Eulalia of Mérida
Until today Eulalia of Mérida is one of the best known and most venerated martyrs in Spain. The origins of her veneration, however, can already be found in late antiquity, where her account joins those of other strong women.
The details of this martyr story should be familiar to our regular readers by now; as the others Eulalia was a young girl from a good family, distinguished by a particularly outstanding modesty, chastity and piety. Like the two previous women, she criticized the worship of pagan idols and overturned one to make her point. Similar to Salsa of Tipasa, she was later venerated as the patron saint of her hometown; as in the case of Marciana of Caesarea, two cities invoke her martyrdom. Thus there is an Eulalia of Mérida and one of Barcelona whose stories are so similar that it cannot possibly be a coincidence …
The martyrdom of Eulalia was handed down by Prudentius in the 3rd hymn of his Peristephanon. The Iberian poet describes the young Eulalia as the daughter of a wealthy family who had been instructed in the Christian faith by her mother. In the course of the persecution of Christians in 304 CE under the Roman Emperor Diocletian, the young girl, inspired by the steadfastness of other Christians, wanted to stand up for her Christian faith as well. For this reason, she sneaked out of her parents' house at night to confront the Roman governor in Augusta Emerita (mod. Mérida), the capital of the province of Lusitania and part of the dioecesis Hispaniarum. Courageously, she stood before him and publicly professed her Christian faith - more than that, she did not hesitate to explain to the governor and the crowd present that in the pagan idols they were merely worshipping man-made objects. Finally, she spat in the governor's face and knocked over the statue present. As a result, she was then captured and sentenced first to torture and later to death at the pyre. Among other things, the girl, who was only twelve years old, was splashed with hot oil and thrown into a furnace, but miraculously her body remained unharmed. In this way, this is similar to the portrayal of other women. They are indeed threatened with violence, in the case of Marciana of Caesarea, for example, in the form of rape, but in many cases they are miraculously protected, so that there is no description of the effects of these uses of violence on the bodies of the martyrs. After being unsuccessfully tortured, she was taken to a funeral pyre and set on fire. In the process, the liberated soul of the martyr disappeared from her body in form of a white dove - a Christian symbol already popular in late antiquity - and snow covered the corpse like a veil.

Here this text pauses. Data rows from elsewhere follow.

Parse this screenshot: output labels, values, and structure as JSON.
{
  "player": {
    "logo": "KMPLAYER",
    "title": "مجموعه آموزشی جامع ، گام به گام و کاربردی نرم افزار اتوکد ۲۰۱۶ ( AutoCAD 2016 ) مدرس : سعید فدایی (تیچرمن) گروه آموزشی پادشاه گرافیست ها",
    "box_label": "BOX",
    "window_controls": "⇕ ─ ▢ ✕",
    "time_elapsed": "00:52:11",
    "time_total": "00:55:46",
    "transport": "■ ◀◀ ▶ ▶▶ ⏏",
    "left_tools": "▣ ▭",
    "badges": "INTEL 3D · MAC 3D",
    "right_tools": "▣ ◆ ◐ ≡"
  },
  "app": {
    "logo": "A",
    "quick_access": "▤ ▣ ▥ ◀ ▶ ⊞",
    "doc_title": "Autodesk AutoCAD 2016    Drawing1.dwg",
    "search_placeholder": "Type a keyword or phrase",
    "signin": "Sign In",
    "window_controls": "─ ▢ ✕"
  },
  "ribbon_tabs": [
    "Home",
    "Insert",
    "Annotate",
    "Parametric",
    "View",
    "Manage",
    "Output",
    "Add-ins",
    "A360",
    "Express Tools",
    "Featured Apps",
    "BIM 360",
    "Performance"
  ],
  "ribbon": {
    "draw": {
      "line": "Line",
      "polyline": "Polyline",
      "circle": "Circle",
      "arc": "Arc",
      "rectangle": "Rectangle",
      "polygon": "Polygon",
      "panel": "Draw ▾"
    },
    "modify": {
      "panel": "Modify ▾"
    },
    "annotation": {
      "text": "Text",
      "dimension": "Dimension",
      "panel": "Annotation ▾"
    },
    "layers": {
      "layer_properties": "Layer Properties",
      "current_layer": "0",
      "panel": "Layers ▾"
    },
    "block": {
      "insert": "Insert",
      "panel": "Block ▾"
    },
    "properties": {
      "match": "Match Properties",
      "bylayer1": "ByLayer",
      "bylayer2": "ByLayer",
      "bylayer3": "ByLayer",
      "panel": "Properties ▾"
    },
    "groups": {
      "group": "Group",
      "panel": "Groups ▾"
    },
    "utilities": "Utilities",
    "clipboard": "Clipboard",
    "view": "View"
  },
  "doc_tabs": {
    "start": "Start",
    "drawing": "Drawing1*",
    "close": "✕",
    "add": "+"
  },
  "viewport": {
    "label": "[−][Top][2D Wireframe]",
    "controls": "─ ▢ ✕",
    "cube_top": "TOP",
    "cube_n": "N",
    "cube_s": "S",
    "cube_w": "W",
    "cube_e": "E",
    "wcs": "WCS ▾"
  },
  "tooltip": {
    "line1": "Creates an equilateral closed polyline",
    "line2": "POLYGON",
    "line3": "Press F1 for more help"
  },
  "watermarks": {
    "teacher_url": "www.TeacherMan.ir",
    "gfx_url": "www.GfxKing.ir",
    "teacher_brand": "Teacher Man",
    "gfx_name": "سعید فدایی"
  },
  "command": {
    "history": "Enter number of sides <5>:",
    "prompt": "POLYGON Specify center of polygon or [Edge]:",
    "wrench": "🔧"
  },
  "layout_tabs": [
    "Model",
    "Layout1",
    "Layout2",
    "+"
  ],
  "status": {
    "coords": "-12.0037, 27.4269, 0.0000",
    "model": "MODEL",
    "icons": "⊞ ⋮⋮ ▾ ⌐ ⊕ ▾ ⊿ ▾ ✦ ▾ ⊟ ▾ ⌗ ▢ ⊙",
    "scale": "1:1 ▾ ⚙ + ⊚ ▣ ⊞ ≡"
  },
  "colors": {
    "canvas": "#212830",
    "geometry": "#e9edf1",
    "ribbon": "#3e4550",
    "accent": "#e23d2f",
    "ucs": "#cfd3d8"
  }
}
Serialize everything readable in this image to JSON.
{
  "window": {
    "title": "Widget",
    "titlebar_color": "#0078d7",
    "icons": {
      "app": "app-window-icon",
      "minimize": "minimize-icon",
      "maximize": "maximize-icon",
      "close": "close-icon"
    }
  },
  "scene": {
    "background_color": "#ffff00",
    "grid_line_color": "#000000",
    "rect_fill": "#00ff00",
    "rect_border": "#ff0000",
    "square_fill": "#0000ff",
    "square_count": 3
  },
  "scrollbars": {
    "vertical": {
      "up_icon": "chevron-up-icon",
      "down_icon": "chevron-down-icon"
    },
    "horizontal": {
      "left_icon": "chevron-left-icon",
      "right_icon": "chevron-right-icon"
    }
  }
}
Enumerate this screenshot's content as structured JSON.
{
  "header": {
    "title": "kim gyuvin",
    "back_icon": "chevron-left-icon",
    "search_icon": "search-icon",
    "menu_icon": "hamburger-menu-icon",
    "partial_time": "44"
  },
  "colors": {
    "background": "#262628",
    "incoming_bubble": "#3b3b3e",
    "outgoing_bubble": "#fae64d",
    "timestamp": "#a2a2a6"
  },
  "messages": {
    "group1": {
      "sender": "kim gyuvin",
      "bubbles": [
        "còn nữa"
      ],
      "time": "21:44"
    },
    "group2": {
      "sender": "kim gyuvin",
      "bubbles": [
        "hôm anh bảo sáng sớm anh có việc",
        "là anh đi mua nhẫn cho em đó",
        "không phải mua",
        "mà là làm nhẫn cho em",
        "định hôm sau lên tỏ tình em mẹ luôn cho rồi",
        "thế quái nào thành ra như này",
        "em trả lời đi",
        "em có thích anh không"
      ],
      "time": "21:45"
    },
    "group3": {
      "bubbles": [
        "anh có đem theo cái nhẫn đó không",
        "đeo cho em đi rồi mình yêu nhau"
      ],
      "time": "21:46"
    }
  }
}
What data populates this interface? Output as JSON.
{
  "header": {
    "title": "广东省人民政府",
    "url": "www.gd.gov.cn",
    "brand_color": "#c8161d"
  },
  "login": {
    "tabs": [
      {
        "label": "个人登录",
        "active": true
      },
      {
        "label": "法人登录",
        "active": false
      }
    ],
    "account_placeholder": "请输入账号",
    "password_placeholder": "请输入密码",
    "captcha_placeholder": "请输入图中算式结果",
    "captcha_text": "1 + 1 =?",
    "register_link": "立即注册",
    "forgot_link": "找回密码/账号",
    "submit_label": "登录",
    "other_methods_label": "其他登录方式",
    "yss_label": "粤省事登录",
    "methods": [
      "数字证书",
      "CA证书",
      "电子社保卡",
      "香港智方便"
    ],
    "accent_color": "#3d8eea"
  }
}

Her relics were later buried and a church built over them, which became the focus of the martyr's veneration. The main actors were now the local bishops of Mérida, who controlled their representation and veneration. In this sense, Saint Eulalia became the adornment of the city and even protected it from plundering; first by the Suebi and later a second time by the Visigoth Theoderic II. The cult of Eulalia quickly spread beyond the borders of the Iberian Peninsula, and even the church father Augustine of Hippo dedicated a sermon to the holy virgin. In addition, the image of the young girl can be found in the martyr's procession in S. Apollinare Nuovo in Ravenna from the 6th century and her relics have even reached today's Warsaw. The impressive story of the martyr gives an idea of why she became so popular so quickly. One question that remains unanswered, however, is where the real Saint Eulalia is located - in Mérida at her origins or maybe in Barcelona, or is her modern image composed of all the pieces of the mosaic of her veneration?
Nathalie Klinck, M.A. (Universität Hamburg)